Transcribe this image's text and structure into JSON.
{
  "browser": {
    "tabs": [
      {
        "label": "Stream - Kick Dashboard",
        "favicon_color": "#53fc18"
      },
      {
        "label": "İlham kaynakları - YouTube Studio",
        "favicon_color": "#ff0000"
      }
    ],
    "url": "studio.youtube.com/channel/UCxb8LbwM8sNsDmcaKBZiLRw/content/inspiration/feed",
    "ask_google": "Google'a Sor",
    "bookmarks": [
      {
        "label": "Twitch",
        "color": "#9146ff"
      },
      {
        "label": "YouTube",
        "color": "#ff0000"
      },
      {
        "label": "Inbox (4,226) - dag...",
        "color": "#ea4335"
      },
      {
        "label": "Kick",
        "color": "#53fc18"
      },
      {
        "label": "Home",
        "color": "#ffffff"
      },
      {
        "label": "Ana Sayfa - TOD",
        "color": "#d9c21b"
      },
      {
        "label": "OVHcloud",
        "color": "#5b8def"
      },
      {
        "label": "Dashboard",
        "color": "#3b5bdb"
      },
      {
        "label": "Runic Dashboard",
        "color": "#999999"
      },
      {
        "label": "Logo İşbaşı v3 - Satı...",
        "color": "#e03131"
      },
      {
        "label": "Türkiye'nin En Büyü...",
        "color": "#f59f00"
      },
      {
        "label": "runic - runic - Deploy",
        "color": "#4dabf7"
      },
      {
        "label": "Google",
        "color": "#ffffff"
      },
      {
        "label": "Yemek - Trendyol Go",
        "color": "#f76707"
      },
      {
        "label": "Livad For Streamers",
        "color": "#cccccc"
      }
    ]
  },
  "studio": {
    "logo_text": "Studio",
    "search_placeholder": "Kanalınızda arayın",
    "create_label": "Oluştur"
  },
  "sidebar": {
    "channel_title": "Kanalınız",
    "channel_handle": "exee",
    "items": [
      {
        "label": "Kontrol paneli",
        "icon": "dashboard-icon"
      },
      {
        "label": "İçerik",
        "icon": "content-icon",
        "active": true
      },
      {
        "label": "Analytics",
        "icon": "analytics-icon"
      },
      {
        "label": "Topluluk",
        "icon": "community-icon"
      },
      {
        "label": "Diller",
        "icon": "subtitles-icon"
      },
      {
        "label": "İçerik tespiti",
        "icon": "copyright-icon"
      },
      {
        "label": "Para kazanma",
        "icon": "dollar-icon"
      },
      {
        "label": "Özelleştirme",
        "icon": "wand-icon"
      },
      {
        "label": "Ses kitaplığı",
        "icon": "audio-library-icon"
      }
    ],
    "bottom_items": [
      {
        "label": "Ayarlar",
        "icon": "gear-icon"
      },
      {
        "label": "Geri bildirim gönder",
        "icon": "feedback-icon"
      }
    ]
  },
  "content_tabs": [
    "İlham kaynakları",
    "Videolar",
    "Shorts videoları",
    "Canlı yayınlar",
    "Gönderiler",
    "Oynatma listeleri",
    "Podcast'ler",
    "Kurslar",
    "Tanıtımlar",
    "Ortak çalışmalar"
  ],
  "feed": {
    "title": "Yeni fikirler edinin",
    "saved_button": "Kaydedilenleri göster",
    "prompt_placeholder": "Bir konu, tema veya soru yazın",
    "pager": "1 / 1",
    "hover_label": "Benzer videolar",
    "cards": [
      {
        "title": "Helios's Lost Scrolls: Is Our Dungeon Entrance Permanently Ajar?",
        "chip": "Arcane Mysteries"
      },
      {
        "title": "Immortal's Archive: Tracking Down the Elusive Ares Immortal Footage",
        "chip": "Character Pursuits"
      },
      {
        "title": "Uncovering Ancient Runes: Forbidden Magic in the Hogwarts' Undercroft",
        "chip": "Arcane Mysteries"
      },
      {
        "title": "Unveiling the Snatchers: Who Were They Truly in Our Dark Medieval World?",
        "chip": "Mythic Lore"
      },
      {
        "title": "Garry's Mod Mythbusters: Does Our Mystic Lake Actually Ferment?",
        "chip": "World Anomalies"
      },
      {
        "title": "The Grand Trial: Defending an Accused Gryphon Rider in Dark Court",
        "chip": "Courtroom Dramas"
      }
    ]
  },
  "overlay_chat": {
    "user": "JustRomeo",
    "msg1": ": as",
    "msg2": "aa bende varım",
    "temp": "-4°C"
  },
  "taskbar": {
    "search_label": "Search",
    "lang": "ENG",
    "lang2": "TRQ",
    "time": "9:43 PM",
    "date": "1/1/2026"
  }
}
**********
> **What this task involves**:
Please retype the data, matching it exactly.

> **Answer to the problem**:
Transcribe this image's text and structure into JSON.
{
  "browser": {
    "tabs": [
      {
        "label": "Stream - Kick Dashboard",
        "favicon_color": "#53fc18"
      },
      {
        "label": "İlham kaynakları - YouTube Studio",
        "favicon_color": "#ff0000"
      }
    ],
    "url": "studio.youtube.com/channel/UCxb8LbwM8sNsDmcaKBZiLRw/content/inspiration/feed",
    "ask_google": "Google'a Sor",
    "bookmarks": [
      {
        "label": "Twitch",
        "color": "#9146ff"
      },
      {
        "label": "YouTube",
        "color": "#ff0000"
      },
      {
        "label": "Inbox (4,226) - dag...",
        "color": "#ea4335"
      },
      {
        "label": "Kick",
        "color": "#53fc18"
      },
      {
        "label": "Home",
        "color": "#ffffff"
      },
      {
        "label": "Ana Sayfa - TOD",
        "color": "#d9c21b"
      },
      {
        "label": "OVHcloud",
        "color": "#5b8def"
      },
      {
        "label": "Dashboard",
        "color": "#3b5bdb"
      },
      {
        "label": "Runic Dashboard",
        "color": "#999999"
      },
      {
        "label": "Logo İşbaşı v3 - Satı...",
        "color": "#e03131"
      },
      {
        "label": "Türkiye'nin En Büyü...",
        "color": "#f59f00"
      },
      {
        "label": "runic - runic - Deploy",
        "color": "#4dabf7"
      },
      {
        "label": "Google",
        "color": "#ffffff"
      },
      {
        "label": "Yemek - Trendyol Go",
        "color": "#f76707"
      },
      {
        "label": "Livad For Streamers",
        "color": "#cccccc"
      }
    ]
  },
  "studio": {
    "logo_text": "Studio",
    "search_placeholder": "Kanalınızda arayın",
    "create_label": "Oluştur"
  },
  "sidebar": {
    "channel_title": "Kanalınız",
    "channel_handle": "exee",
    "items": [
      {
        "label": "Kontrol paneli",
        "icon": "dashboard-icon"
      },
      {
        "label": "İçerik",
        "icon": "content-icon",
        "active": true
      },
      {
        "label": "Analytics",
        "icon": "analytics-icon"
      },
      {
        "label": "Topluluk",
        "icon": "community-icon"
      },
      {
        "label": "Diller",
        "icon": "subtitles-icon"
      },
      {
        "label": "İçerik tespiti",
        "icon": "copyright-icon"
      },
      {
        "label": "Para kazanma",
        "icon": "dollar-icon"
      },
      {
        "label": "Özelleştirme",
        "icon": "wand-icon"
      },
      {
        "label": "Ses kitaplığı",
        "icon": "audio-library-icon"
      }
    ],
    "bottom_items": [
      {
        "label": "Ayarlar",
        "icon": "gear-icon"
      },
      {
        "label": "Geri bildirim gönder",
        "icon": "feedback-icon"
      }
    ]
  },
  "content_tabs": [
    "İlham kaynakları",
    "Videolar",
    "Shorts videoları",
    "Canlı yayınlar",
    "Gönderiler",
    "Oynatma listeleri",
    "Podcast'ler",
    "Kurslar",
    "Tanıtımlar",
    "Ortak çalışmalar"
  ],
  "feed": {
    "title": "Yeni fikirler edinin",
    "saved_button": "Kaydedilenleri göster",
    "prompt_placeholder": "Bir konu, tema veya soru yazın",
    "pager": "1 / 1",
    "hover_label": "Benzer videolar",
    "cards": [
      {
        "title": "Helios's Lost Scrolls: Is Our Dungeon Entrance Permanently Ajar?",
        "chip": "Arcane Mysteries"
      },
      {
        "title": "Immortal's Archive: Tracking Down the Elusive Ares Immortal Footage",
        "chip": "Character Pursuits"
      },
      {
        "title": "Uncovering Ancient Runes: Forbidden Magic in the Hogwarts' Undercroft",
        "chip": "Arcane Mysteries"
      },
      {
        "title": "Unveiling the Snatchers: Who Were They Truly in Our Dark Medieval World?",
        "chip": "Mythic Lore"
      },
      {
        "title": "Garry's Mod Mythbusters: Does Our Mystic Lake Actually Ferment?",
        "chip": "World Anomalies"
      },
      {
        "title": "The Grand Trial: Defending an Accused Gryphon Rider in Dark Court",
        "chip": "Courtroom Dramas"
      }
    ]
  },
  "overlay_chat": {
    "user": "JustRomeo",
    "msg1": ": as",
    "msg2": "aa bende varım",
    "temp": "-4°C"
  },
  "taskbar": {
    "search_label": "Search",
    "lang": "ENG",
    "lang2": "TRQ",
    "time": "9:43 PM",
    "date": "1/1/2026"
  }
}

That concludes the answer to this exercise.